Kathryn Holland, MacEwan University
Vol. 32, No. 1 (Spring 2013), 75-98
This article examines the extensive feminist dialogues between Virginia Woolf and two generations of Strachey women. It turns new attention to the Stracheys’ social criticism and histories, along with their connections to the classicist Jane Harrison, juxtaposing them with Woolf’s best-known feminist writing and her lesser-studied essays and fiction. It uncovers the parallels and breaks between their views on women’s rights and locates the Stracheys at the center of Woolf’s feminist thinking.

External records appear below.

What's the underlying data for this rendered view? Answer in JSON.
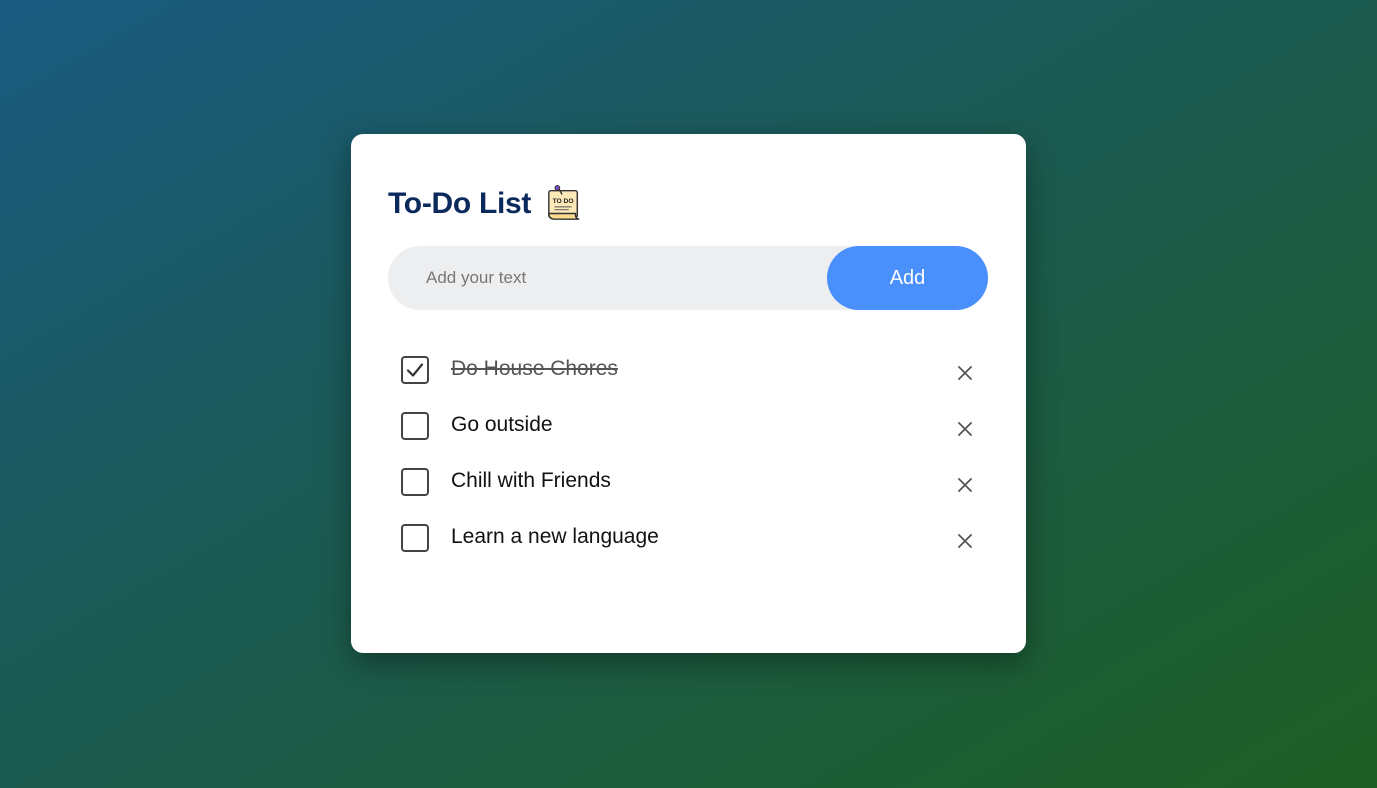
{
  "header": {
    "title": "To-Do List",
    "icon": "todo-note-icon",
    "icon_text": "TO DO"
  },
  "input": {
    "placeholder": "Add your text",
    "value": "",
    "add_label": "Add"
  },
  "todos": [
    {
      "text": "Do House Chores",
      "checked": true
    },
    {
      "text": "Go outside",
      "checked": false
    },
    {
      "text": "Chill with Friends",
      "checked": false
    },
    {
      "text": "Learn a new language",
      "checked": false
    }
  ],
  "colors": {
    "accent": "#4a90fd",
    "title": "#0b2a5c",
    "input_bg": "#edeef0"
  }
}
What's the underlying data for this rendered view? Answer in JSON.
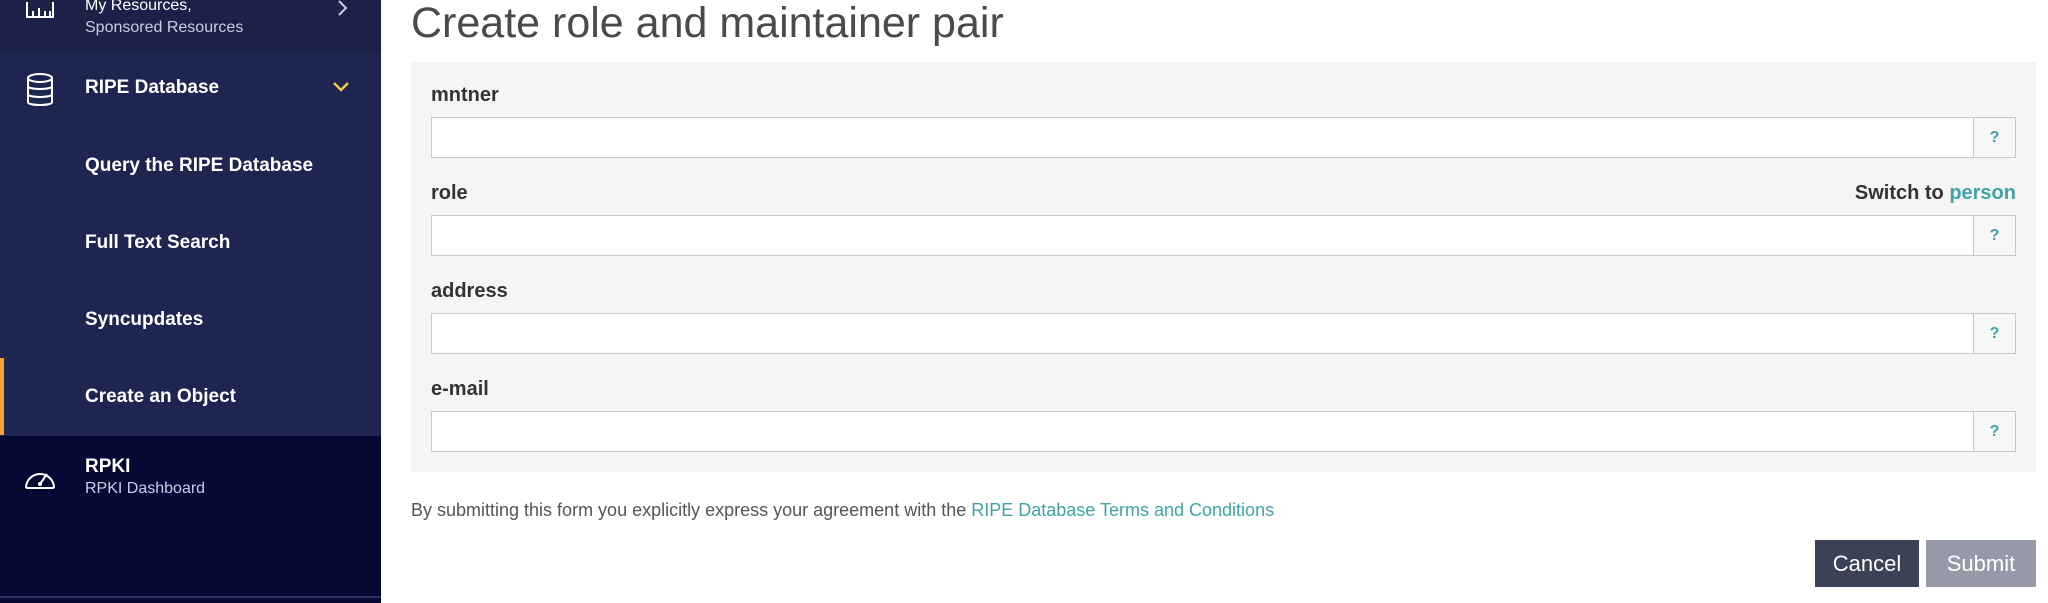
{
  "sidebar": {
    "resources": {
      "title": "My Resources,",
      "subtitle": "Sponsored Resources"
    },
    "ripe_database": {
      "title": "RIPE Database",
      "items": [
        {
          "label": "Query the RIPE Database"
        },
        {
          "label": "Full Text Search"
        },
        {
          "label": "Syncupdates"
        },
        {
          "label": "Create an Object"
        }
      ]
    },
    "rpki": {
      "title": "RPKI",
      "subtitle": "RPKI Dashboard"
    }
  },
  "main": {
    "title": "Create role and maintainer pair",
    "fields": [
      {
        "label": "mntner",
        "value": ""
      },
      {
        "label": "role",
        "value": ""
      },
      {
        "label": "address",
        "value": ""
      },
      {
        "label": "e-mail",
        "value": ""
      }
    ],
    "help_label": "?",
    "switch": {
      "prefix": "Switch to",
      "link": "person"
    },
    "terms": {
      "text": "By submitting this form you explicitly express your agreement with the",
      "link": "RIPE Database Terms and Conditions"
    },
    "buttons": {
      "cancel": "Cancel",
      "submit": "Submit"
    }
  },
  "colors": {
    "sidebar_bg": "#050a34",
    "submenu_bg": "#1f2551",
    "active_indicator": "#f3a33a",
    "chevron": "#f3c842",
    "link": "#3fa3a8",
    "cancel_bg": "#3c4256",
    "submit_bg": "#969aa8"
  }
}
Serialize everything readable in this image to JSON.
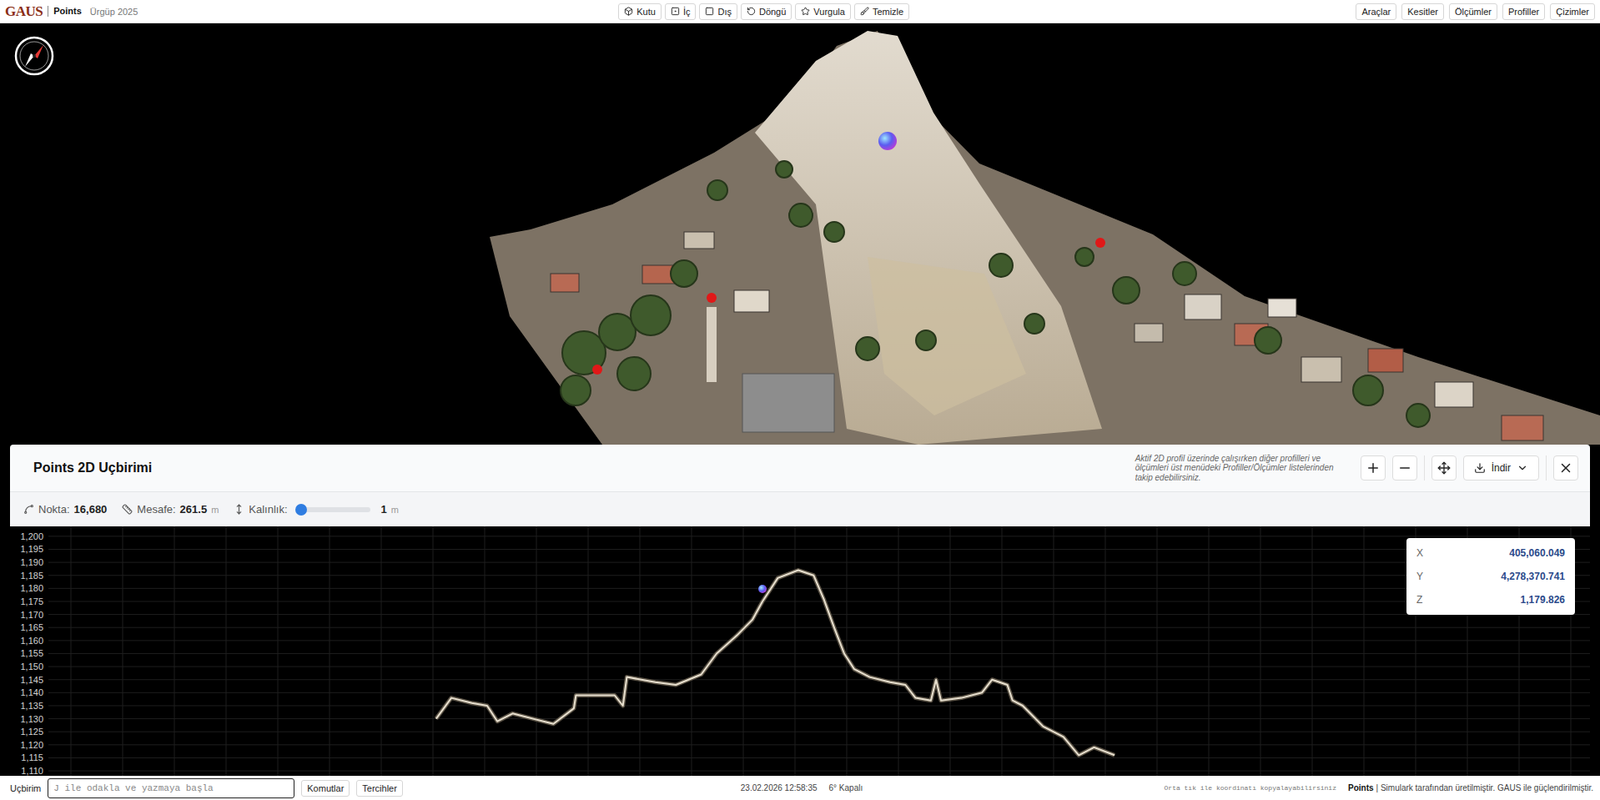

The article provides a new reading of their places in each other’s intellectual lives, demonstrating the Stracheys’ substantial influences not only on advances in women’s political and economic rights in the late nineteenth and early twentieth centuries, but also on the subjects and language of Woolf’s literary texts.